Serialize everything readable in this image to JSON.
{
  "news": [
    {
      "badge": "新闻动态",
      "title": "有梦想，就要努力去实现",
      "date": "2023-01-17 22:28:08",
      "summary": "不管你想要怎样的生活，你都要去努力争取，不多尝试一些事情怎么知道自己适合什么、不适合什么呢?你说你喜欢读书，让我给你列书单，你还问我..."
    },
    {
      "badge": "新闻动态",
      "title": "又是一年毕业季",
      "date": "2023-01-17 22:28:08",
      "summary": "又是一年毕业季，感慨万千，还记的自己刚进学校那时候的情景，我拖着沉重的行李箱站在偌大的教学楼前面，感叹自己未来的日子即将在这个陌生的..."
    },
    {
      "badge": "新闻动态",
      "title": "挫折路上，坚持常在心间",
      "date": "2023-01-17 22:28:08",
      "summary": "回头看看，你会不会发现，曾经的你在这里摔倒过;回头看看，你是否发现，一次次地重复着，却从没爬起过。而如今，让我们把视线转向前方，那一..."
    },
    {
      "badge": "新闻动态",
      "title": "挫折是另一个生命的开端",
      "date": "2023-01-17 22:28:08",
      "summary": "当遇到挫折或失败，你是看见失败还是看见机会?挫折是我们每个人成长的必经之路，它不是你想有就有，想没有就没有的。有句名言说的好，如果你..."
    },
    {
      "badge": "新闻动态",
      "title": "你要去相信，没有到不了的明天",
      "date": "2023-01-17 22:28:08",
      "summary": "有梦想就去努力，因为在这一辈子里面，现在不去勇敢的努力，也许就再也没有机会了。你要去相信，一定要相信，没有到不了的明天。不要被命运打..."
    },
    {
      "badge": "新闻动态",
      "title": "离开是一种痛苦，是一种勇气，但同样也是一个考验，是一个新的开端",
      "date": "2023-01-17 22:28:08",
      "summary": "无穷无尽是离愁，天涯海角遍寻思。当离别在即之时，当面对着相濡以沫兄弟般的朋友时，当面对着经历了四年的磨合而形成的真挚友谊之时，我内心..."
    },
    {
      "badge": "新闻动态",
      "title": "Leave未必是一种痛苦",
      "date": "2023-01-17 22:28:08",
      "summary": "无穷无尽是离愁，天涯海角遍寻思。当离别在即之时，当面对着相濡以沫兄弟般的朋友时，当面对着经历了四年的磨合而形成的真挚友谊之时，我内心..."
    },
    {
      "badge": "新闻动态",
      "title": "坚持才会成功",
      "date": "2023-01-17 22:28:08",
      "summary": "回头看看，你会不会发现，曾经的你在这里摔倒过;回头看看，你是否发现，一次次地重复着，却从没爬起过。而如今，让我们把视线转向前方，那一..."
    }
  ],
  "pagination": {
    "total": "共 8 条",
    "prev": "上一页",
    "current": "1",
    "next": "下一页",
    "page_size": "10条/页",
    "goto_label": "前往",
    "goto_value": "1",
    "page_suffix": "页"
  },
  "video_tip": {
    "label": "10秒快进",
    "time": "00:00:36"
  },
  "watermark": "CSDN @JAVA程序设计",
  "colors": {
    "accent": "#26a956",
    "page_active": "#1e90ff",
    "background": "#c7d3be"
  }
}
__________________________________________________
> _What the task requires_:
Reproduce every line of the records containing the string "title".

> _Response_:
      "title": "有梦想，就要努力去实现",
      "title": "又是一年毕业季",
      "title": "挫折路上，坚持常在心间",
      "title": "挫折是另一个生命的开端",
      "title": "你要去相信，没有到不了的明天",
      "title": "离开是一种痛苦，是一种勇气，但同样也是一个考验，是一个新的开端",
      "title": "Leave未必是一种痛苦",
      "title": "坚持才会成功",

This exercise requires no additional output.